Bishop Gerald O’Keefe named her the official translator for Latin American affairs in the Diocese of Davenport. She was a presenter on Mexican culture, history, civilization and traditions to church groups, elementary and high school students, often in Social Studies classes. In the early days of CommUniversity in the Quad-Cities she taught a literature course titled “Heroes – from Zeus to Superman”.
Sr. Luz María was named in many “Who’s Who” categories: “of the Midwest”, “among Hispanic women”, “in American Women”, and in the 1993 “World’s Who’s Who of Women”. Other academic awards included the “Teaching Excellence Award” from the Independent Higher Education Foundation, and the “Teaching Excellence and Campus Leadership Award” from the Sears-Roebuck Foundation.

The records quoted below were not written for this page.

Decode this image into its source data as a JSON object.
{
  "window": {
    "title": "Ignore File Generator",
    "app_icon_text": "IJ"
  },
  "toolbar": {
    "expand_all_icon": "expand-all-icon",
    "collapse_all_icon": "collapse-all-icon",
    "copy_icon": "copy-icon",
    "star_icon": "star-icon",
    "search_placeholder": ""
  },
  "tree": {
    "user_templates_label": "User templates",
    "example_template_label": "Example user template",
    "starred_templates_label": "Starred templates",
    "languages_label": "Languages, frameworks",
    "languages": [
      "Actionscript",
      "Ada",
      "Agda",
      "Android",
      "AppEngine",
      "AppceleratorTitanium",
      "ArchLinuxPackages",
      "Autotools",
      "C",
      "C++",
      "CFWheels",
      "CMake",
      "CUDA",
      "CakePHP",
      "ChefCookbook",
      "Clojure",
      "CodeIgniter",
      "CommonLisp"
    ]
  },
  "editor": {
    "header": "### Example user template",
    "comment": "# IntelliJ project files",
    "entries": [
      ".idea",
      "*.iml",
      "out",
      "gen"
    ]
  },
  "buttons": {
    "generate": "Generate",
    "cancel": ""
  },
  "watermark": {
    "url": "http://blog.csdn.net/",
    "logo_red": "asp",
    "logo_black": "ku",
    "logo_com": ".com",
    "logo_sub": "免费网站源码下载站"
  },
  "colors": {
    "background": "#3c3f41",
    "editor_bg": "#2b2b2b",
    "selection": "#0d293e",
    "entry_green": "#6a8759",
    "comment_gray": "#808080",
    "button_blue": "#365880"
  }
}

She was an avid writer, from formal scholarly articles, to letters to newspaper editors, to the award-winning poetry that helped her restore her inner balance. Above all, she embraced humor, both in her studies and her life, whether in citing humorous newspaper articles from 18th century England or using soap operas to teach Greek classics, a method that culminated in the paper “As the World Churns: The Classics as Soaps.” She presented that paper at a National Linguistic Humor Conference and earned an invitation to an international conference in Ireland. The balloons and book on her CHM quilt block represent the two aspects of her personality.
Her affair with “frogs” was explained by long-time friend, Andrea Nelken, “She just loved them!” Coincidentally, frogs figure prominently in the colorful stained-glass art piece that stands in the Center Light Court. It is titled “Singers of the Rain” and was crafted for Sister Ana María in Mexico. Its title is the word for “frog” in the native Mayan language in San Andrés Larráinzar, Chiapas, where Sr. Ana María ministered for 36 years. During that time Sr. Luz María distributed Ana María’s letters to sisters and friends, and did fund-raising for the mission. Happily, they had time to know each other after Sr. Ana María returned to the states in 2004, until her death in 2014.

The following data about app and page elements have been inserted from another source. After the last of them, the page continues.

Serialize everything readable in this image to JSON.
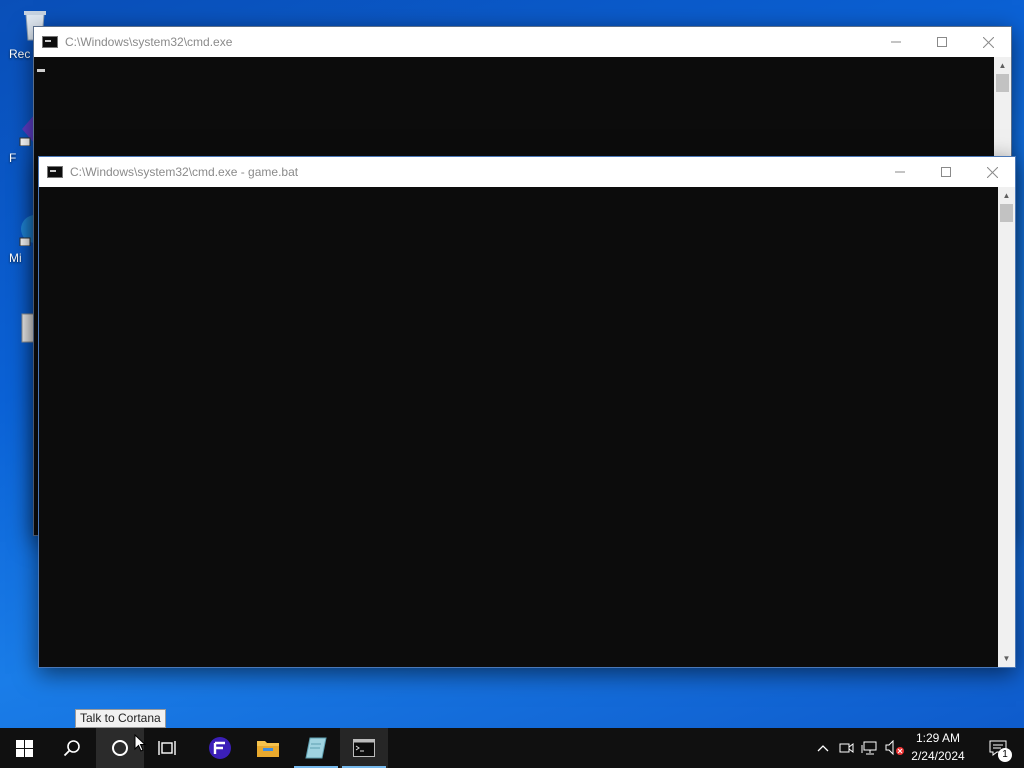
{
  "desktop": {
    "icons": [
      {
        "label": "Rec",
        "icon": "recycle-bin-icon"
      },
      {
        "label": "F",
        "icon": "app-shortcut-icon"
      },
      {
        "label": "Mi",
        "icon": "edge-shortcut-icon"
      },
      {
        "label": "",
        "icon": "file-icon"
      }
    ]
  },
  "windows": [
    {
      "title": "C:\\Windows\\system32\\cmd.exe",
      "state": "background"
    },
    {
      "title": "C:\\Windows\\system32\\cmd.exe - game.bat",
      "state": "foreground"
    }
  ],
  "tooltip": {
    "text": "Talk to Cortana"
  },
  "taskbar": {
    "items": [
      {
        "name": "start",
        "icon": "windows-logo-icon"
      },
      {
        "name": "search",
        "icon": "search-icon"
      },
      {
        "name": "cortana",
        "icon": "cortana-circle-icon"
      },
      {
        "name": "task-view",
        "icon": "task-view-icon"
      },
      {
        "name": "app",
        "icon": "purple-app-icon"
      },
      {
        "name": "file-explorer",
        "icon": "folder-icon"
      },
      {
        "name": "notepad",
        "icon": "notepad-icon"
      },
      {
        "name": "command-prompt",
        "icon": "cmd-icon"
      }
    ],
    "tray": {
      "time": "1:29 AM",
      "date": "2/24/2024",
      "notification_count": "1"
    }
  },
  "colors": {
    "console_bg": "#0c0c0c",
    "taskbar_bg": "#101010",
    "accent": "#76b9ed",
    "desktop": "#0b62d6"
  }
}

When Marycrest closed in 2002, Sr. Luz María served as a substitute teacher at Assumption High School in Davenport. Her mealtime companions at the Humility of Mary Center often exploded in laughter at her stories of those days.
Sister Luz María also embraced athleticism, regularly engaging in volleyball, tennis, swimming, and even skateboarding. For safety reasons, she would report to Sr. Joan Marie when she was going to the swimming pool and on return. Usually, when she did come for the evening meal in later years, it would be with wet hair. CHMs would agree that she missed the pool more than anyone else during repair periods. She was also a familiar sight in the afternoon, in- or out-of-doors, walking around the Center with rosary in hand.

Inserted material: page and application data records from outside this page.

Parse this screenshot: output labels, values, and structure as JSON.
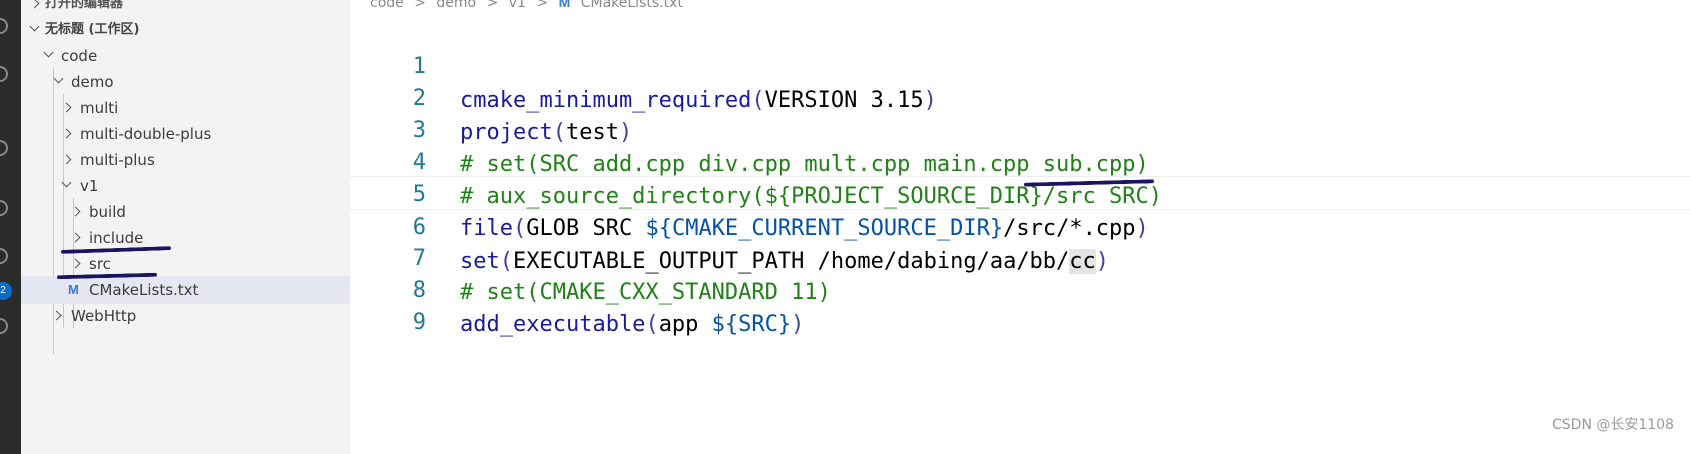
{
  "explorer": {
    "open_editors": "打开的编辑器",
    "workspace": "无标题 (工作区)",
    "tree": [
      {
        "label": "code",
        "expanded": true
      },
      {
        "label": "demo",
        "expanded": true
      },
      {
        "label": "multi",
        "expanded": false
      },
      {
        "label": "multi-double-plus",
        "expanded": false
      },
      {
        "label": "multi-plus",
        "expanded": false
      },
      {
        "label": "v1",
        "expanded": true
      },
      {
        "label": "build",
        "expanded": false
      },
      {
        "label": "include",
        "expanded": false
      },
      {
        "label": "src",
        "expanded": false
      },
      {
        "label": "CMakeLists.txt",
        "file_icon": "M"
      },
      {
        "label": "WebHttp",
        "expanded": false
      }
    ]
  },
  "activity_bar": {
    "badge": "2"
  },
  "breadcrumb": [
    "code",
    ">",
    "demo",
    ">",
    "v1",
    ">",
    "CMakeLists.txt"
  ],
  "editor": {
    "lines": [
      {
        "n": "1",
        "text": "cmake_minimum_required(VERSION 3.15)"
      },
      {
        "n": "2",
        "text": "project(test)"
      },
      {
        "n": "3",
        "text": "# set(SRC add.cpp div.cpp mult.cpp main.cpp sub.cpp)"
      },
      {
        "n": "4",
        "text": "# aux_source_directory(${PROJECT_SOURCE_DIR}/src SRC)"
      },
      {
        "n": "5",
        "text": "file(GLOB SRC ${CMAKE_CURRENT_SOURCE_DIR}/src/*.cpp)"
      },
      {
        "n": "6",
        "text": "set(EXECUTABLE_OUTPUT_PATH /home/dabing/aa/bb/cc)"
      },
      {
        "n": "7",
        "text": "# set(CMAKE_CXX_STANDARD 11)"
      },
      {
        "n": "8",
        "text": "add_executable(app ${SRC})"
      },
      {
        "n": "9",
        "text": ""
      }
    ],
    "segments": {
      "l1": [
        "cmake_minimum_required",
        "(",
        "VERSION 3.15",
        ")"
      ],
      "l2": [
        "project",
        "(",
        "test",
        ")"
      ],
      "l3": "# set(SRC add.cpp div.cpp mult.cpp main.cpp sub.cpp)",
      "l4": "# aux_source_directory(${PROJECT_SOURCE_DIR}/src SRC)",
      "l5": [
        "file",
        "(",
        "GLOB SRC ",
        "${",
        "CMAKE_CURRENT_SOURCE_DIR",
        "}",
        "/src/*.cpp",
        ")"
      ],
      "l6": [
        "set",
        "(",
        "EXECUTABLE_OUTPUT_PATH /home/dabing/aa/bb/",
        "cc",
        ")"
      ],
      "l7": "# set(CMAKE_CXX_STANDARD 11)",
      "l8": [
        "add_executable",
        "(",
        "app ",
        "${",
        "SRC",
        "}",
        ")"
      ]
    }
  },
  "watermark": "CSDN @长安1108"
}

One of Sr. Luz María’s poems speaks to us now:
Portfolios in stone
In corrosable moss
In nondescript dust
In proper margins
And standard title page:
This Tribute was written by Sister Mary Rehmann, CHM
Sr. Orozco's obituary can be found HERE...